##### Available data #####
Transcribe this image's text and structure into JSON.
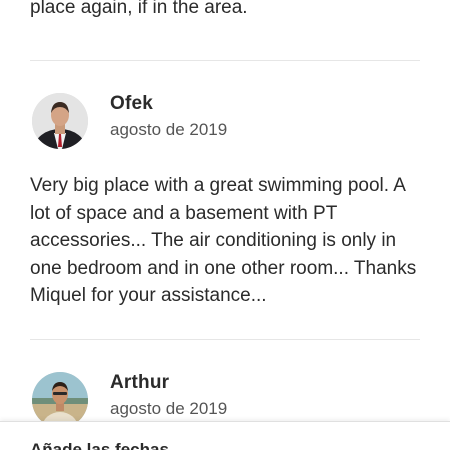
{
  "previous_review": {
    "tail_text": "place again, if in the area."
  },
  "reviews": [
    {
      "name": "Ofek",
      "date": "agosto de 2019",
      "body": "Very big place with a great swimming pool. A lot of space and a basement with PT accessories... The air conditioning is only in one bedroom and in one other room... Thanks Miquel for your assistance..."
    },
    {
      "name": "Arthur",
      "date": "agosto de 2019"
    }
  ],
  "bottom_bar": {
    "label": "Añade las fechas"
  },
  "colors": {
    "text": "#2b2b2b",
    "secondary_text": "#555555",
    "divider": "#e6e6e6",
    "background": "#ffffff"
  }
}
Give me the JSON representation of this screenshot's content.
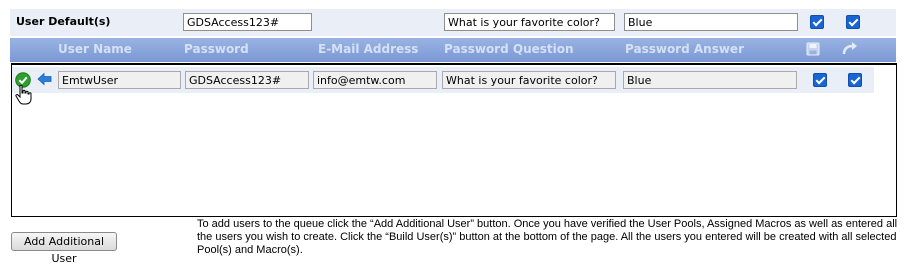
{
  "defaults": {
    "label": "User Default(s)",
    "password": "GDSAccess123#",
    "question": "What is your favorite color?",
    "answer": "Blue",
    "checkbox1_checked": true,
    "checkbox2_checked": true
  },
  "header": {
    "columns": [
      "User Name",
      "Password",
      "E-Mail Address",
      "Password Question",
      "Password Answer"
    ],
    "icons": [
      "save-icon",
      "redo-icon"
    ]
  },
  "rows": [
    {
      "username": "EmtwUser",
      "password": "GDSAccess123#",
      "email": "info@emtw.com",
      "question": "What is your favorite color?",
      "answer": "Blue",
      "checkbox1_checked": true,
      "checkbox2_checked": true
    }
  ],
  "footer": {
    "button_label": "Add Additional User",
    "info_text": "To add users to the queue click the “Add Additional User” button. Once you have verified the User Pools, Assigned Macros as well as entered all the users you wish to create. Click the “Build User(s)” button at the bottom of the page. All the users you entered will be created with all selected Pool(s) and Macro(s)."
  },
  "colors": {
    "header_bar": "#7f9dd6",
    "header_text": "#d5e0f5",
    "row_bg": "#e9eef7",
    "checkbox": "#1965d3",
    "confirm_icon": "#2e9e2e",
    "arrow_icon": "#2c7fd9"
  }
}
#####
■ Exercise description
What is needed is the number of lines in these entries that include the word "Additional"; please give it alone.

■ Solution below
2